Extracted records:
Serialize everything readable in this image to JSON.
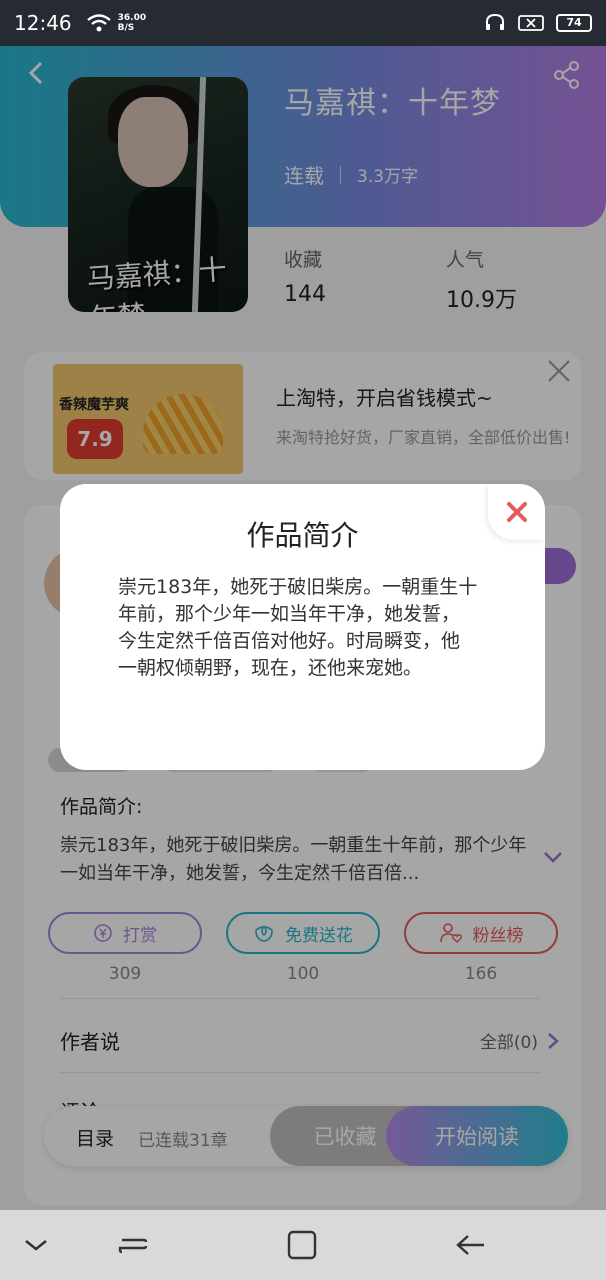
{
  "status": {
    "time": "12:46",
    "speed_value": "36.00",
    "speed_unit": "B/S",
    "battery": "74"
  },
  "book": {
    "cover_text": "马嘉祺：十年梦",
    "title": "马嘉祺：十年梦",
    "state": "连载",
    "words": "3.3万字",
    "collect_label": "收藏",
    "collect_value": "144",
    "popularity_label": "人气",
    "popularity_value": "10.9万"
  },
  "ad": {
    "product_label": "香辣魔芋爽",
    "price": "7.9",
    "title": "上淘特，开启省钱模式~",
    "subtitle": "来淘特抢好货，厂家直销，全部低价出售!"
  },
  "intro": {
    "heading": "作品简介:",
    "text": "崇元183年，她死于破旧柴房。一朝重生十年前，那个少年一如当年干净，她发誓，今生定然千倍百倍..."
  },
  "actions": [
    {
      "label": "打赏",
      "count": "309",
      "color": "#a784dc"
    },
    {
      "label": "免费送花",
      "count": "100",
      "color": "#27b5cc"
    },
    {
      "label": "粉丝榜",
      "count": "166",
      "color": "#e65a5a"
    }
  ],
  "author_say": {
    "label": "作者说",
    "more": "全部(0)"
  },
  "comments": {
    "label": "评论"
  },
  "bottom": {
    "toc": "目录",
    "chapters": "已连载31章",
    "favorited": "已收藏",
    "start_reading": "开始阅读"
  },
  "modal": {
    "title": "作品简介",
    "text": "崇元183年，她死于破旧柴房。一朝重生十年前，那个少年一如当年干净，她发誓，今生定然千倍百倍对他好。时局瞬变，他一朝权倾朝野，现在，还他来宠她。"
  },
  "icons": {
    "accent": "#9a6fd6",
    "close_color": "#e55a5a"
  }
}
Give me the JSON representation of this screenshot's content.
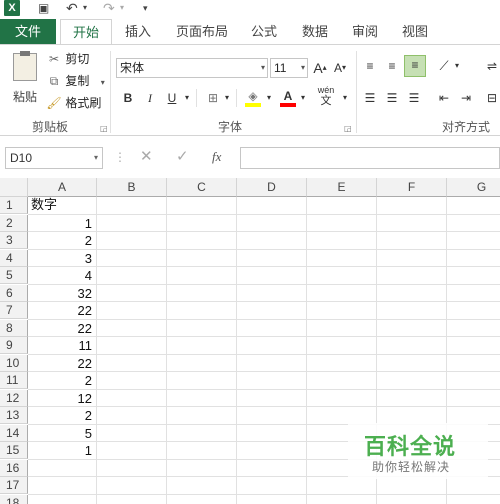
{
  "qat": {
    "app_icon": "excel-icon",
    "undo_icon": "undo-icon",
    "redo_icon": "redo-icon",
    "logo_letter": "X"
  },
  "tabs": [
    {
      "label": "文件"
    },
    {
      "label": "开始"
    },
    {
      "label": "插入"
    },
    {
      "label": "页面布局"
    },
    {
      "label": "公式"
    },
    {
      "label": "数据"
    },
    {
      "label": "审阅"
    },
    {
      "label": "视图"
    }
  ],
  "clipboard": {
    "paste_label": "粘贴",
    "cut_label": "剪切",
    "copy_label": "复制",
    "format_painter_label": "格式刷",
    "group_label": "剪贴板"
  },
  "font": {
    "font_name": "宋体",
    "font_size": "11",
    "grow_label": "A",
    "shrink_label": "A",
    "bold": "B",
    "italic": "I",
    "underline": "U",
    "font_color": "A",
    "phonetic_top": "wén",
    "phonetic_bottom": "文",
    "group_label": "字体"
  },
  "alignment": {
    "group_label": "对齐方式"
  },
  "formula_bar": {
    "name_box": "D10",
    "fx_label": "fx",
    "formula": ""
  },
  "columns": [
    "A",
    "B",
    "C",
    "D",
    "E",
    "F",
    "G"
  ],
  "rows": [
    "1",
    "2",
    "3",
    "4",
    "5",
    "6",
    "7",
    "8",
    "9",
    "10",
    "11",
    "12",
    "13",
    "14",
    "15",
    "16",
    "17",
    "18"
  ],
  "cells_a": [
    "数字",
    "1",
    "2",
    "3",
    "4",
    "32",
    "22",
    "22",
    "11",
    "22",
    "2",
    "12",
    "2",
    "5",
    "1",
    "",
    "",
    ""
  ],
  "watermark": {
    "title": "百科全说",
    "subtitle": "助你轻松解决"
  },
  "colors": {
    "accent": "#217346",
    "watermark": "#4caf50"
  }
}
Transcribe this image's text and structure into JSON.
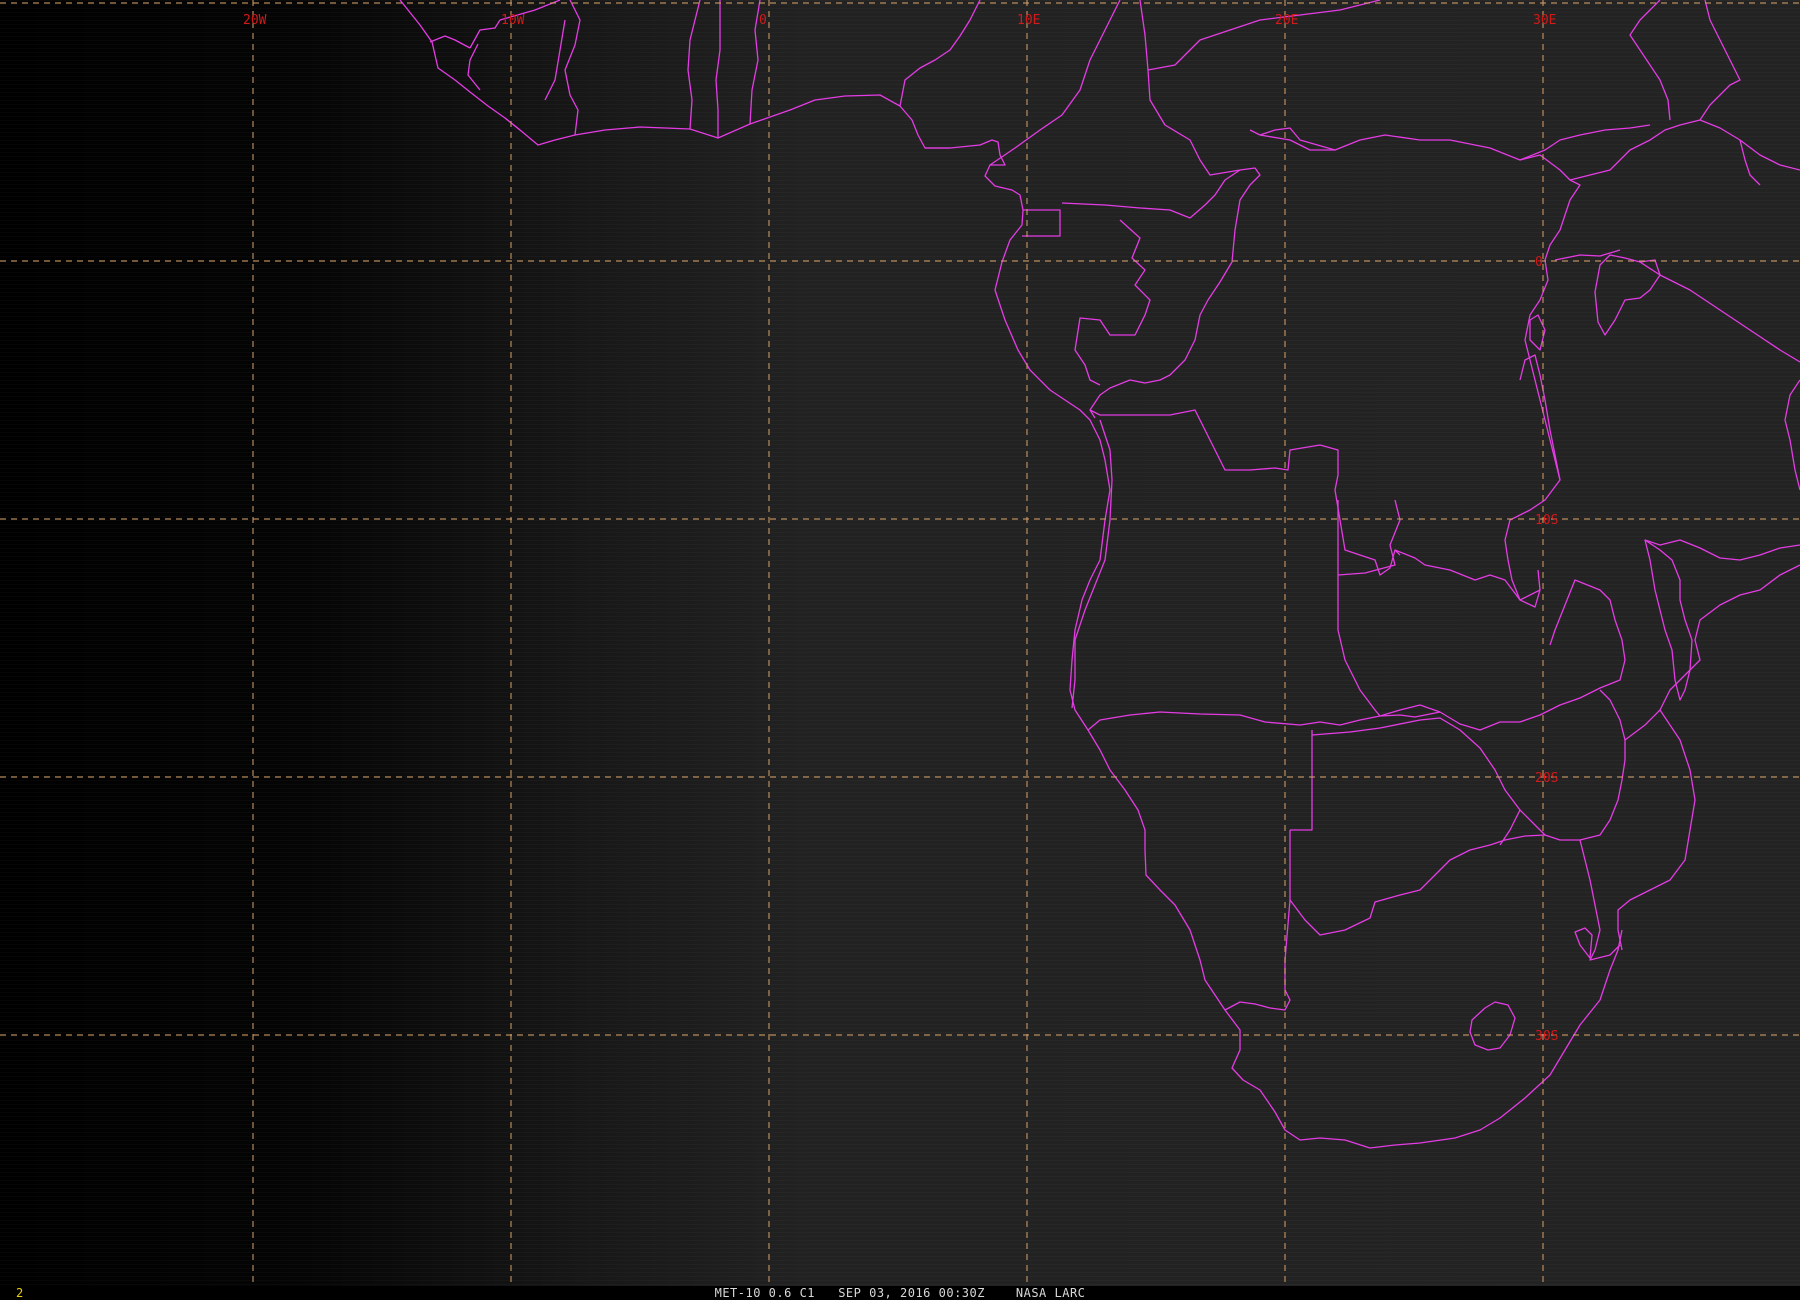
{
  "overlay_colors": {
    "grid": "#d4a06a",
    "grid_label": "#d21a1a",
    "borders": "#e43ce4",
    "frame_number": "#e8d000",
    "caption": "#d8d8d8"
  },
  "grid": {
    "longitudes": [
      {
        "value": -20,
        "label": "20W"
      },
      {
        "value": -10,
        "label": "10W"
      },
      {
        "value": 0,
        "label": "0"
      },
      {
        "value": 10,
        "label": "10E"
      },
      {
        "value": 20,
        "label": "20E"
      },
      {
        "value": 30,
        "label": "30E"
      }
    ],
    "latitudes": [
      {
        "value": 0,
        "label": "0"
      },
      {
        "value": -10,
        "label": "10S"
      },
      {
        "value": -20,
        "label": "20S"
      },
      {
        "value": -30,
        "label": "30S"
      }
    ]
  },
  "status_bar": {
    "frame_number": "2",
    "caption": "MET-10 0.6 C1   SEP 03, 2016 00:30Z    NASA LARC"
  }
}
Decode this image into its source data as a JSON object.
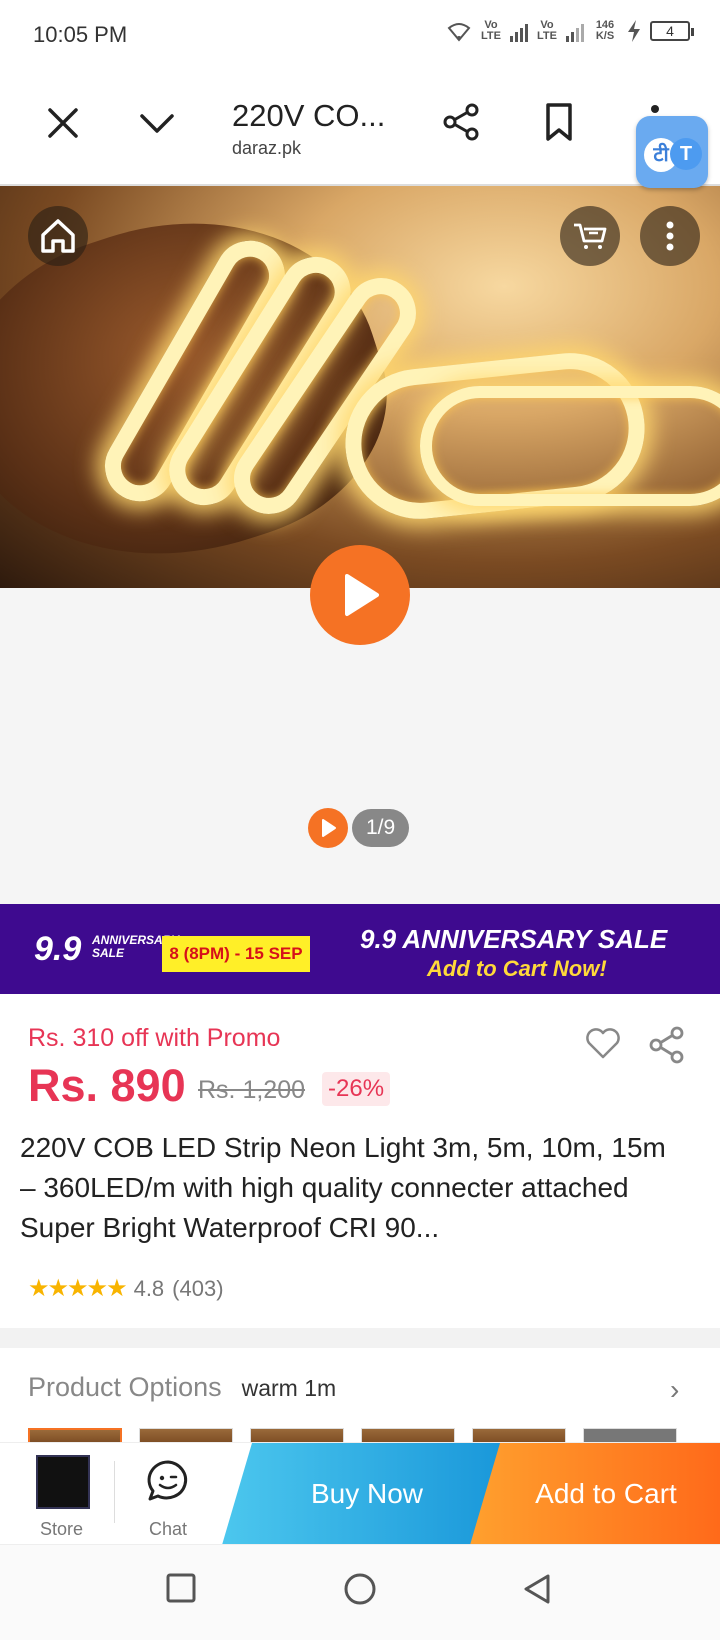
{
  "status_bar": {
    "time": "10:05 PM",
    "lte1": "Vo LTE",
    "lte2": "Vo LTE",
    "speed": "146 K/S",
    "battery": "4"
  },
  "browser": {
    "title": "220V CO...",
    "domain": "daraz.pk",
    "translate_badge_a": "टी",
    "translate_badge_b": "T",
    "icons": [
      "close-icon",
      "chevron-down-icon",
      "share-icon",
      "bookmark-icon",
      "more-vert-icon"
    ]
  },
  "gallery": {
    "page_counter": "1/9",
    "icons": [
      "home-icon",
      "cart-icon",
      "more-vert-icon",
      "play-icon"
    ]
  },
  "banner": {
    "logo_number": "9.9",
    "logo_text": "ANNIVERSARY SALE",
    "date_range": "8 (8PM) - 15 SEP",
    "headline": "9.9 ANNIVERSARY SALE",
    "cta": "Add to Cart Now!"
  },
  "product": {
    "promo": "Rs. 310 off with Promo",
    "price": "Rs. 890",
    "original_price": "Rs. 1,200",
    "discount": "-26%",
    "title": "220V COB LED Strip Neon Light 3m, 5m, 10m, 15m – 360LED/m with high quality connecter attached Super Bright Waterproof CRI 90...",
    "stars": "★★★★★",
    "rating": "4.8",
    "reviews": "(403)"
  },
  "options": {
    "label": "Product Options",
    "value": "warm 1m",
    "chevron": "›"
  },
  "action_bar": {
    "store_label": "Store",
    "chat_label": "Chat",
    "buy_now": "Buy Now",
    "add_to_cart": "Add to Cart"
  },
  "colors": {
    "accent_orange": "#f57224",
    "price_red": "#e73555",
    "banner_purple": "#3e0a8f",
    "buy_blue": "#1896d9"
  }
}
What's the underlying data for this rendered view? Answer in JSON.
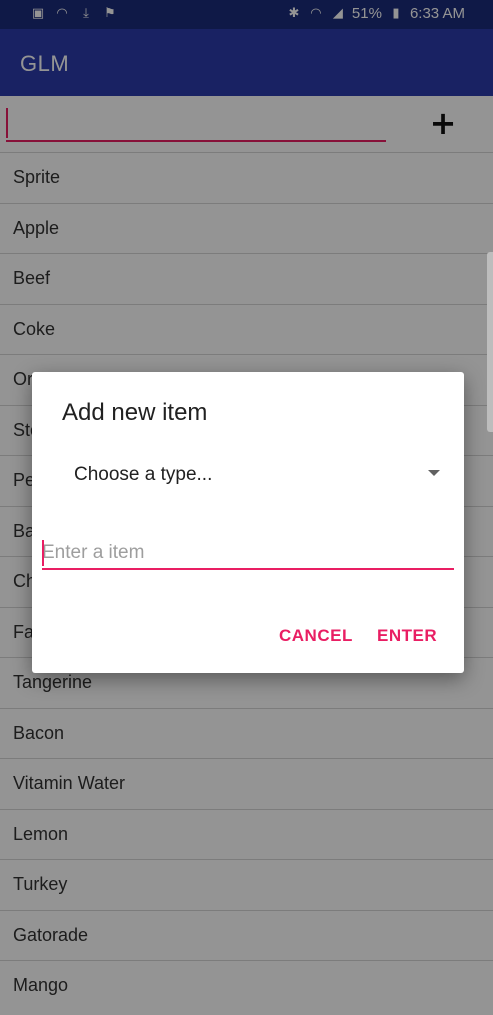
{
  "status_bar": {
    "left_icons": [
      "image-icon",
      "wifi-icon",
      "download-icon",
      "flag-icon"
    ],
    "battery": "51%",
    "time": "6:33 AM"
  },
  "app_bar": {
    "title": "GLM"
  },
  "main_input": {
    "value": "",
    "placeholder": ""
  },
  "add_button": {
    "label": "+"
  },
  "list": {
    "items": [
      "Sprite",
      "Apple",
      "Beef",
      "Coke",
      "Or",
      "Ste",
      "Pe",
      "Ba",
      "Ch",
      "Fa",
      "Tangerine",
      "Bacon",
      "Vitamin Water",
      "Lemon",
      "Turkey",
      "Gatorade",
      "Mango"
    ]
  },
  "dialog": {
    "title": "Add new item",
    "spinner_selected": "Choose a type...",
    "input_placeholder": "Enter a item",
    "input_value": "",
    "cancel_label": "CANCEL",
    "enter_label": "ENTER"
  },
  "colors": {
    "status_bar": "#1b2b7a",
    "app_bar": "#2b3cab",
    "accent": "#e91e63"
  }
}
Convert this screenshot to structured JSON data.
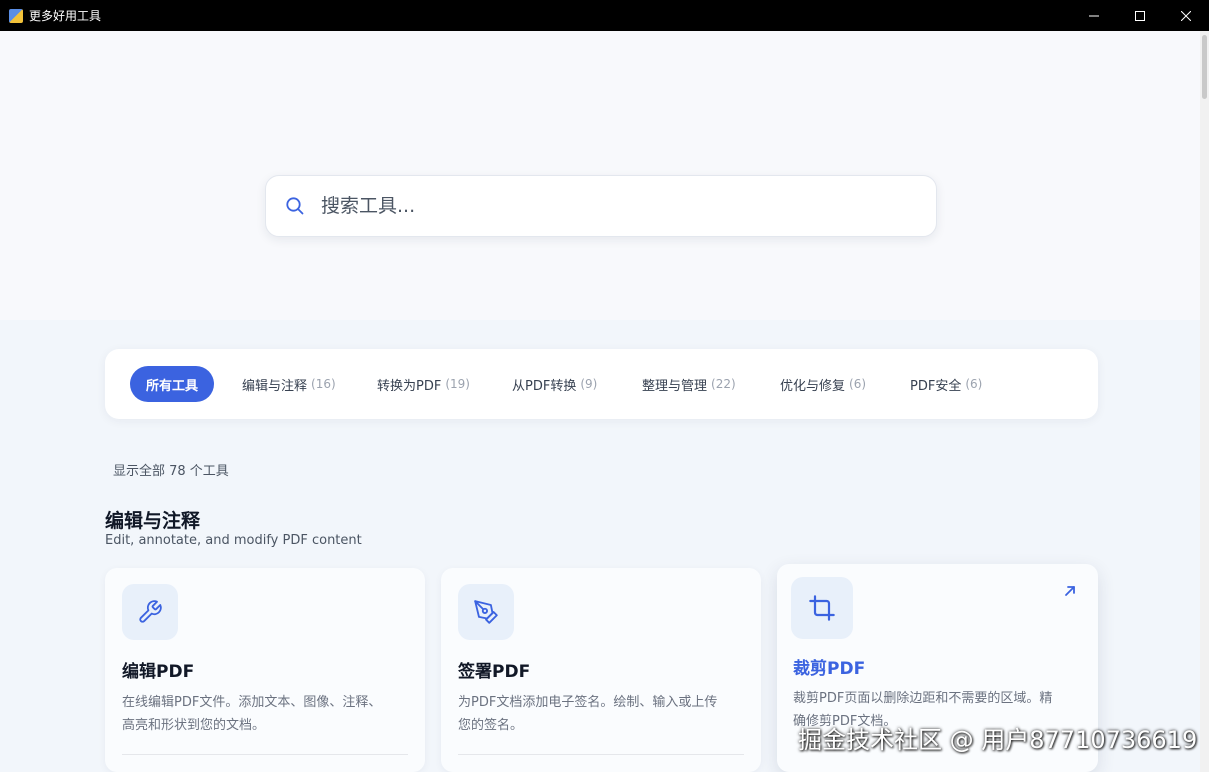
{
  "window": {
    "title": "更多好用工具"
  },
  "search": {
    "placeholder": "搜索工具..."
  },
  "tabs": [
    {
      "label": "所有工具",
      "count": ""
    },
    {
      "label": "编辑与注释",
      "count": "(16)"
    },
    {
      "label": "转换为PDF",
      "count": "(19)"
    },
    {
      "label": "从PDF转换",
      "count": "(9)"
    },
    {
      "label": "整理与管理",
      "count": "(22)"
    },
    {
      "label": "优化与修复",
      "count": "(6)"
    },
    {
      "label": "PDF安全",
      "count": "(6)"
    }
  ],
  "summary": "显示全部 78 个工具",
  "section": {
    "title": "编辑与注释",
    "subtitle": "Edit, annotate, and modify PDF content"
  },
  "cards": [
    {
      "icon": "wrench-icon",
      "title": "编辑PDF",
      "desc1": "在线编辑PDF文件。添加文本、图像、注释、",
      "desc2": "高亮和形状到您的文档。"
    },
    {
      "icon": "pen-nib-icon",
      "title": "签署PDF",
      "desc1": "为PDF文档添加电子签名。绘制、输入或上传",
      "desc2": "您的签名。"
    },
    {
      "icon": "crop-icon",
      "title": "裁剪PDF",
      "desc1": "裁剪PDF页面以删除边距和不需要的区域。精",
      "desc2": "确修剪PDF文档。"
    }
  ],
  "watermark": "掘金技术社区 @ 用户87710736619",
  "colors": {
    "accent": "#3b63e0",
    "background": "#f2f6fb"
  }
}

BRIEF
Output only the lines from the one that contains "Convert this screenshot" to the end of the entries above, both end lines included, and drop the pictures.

YOUR RESPONSE
Convert this screenshot to structured JSON data.
{
  "window": {
    "title": "更多好用工具"
  },
  "search": {
    "placeholder": "搜索工具..."
  },
  "tabs": [
    {
      "label": "所有工具",
      "count": ""
    },
    {
      "label": "编辑与注释",
      "count": "(16)"
    },
    {
      "label": "转换为PDF",
      "count": "(19)"
    },
    {
      "label": "从PDF转换",
      "count": "(9)"
    },
    {
      "label": "整理与管理",
      "count": "(22)"
    },
    {
      "label": "优化与修复",
      "count": "(6)"
    },
    {
      "label": "PDF安全",
      "count": "(6)"
    }
  ],
  "summary": "显示全部 78 个工具",
  "section": {
    "title": "编辑与注释",
    "subtitle": "Edit, annotate, and modify PDF content"
  },
  "cards": [
    {
      "icon": "wrench-icon",
      "title": "编辑PDF",
      "desc1": "在线编辑PDF文件。添加文本、图像、注释、",
      "desc2": "高亮和形状到您的文档。"
    },
    {
      "icon": "pen-nib-icon",
      "title": "签署PDF",
      "desc1": "为PDF文档添加电子签名。绘制、输入或上传",
      "desc2": "您的签名。"
    },
    {
      "icon": "crop-icon",
      "title": "裁剪PDF",
      "desc1": "裁剪PDF页面以删除边距和不需要的区域。精",
      "desc2": "确修剪PDF文档。"
    }
  ],
  "watermark": "掘金技术社区 @ 用户87710736619",
  "colors": {
    "accent": "#3b63e0",
    "background": "#f2f6fb"
  }
}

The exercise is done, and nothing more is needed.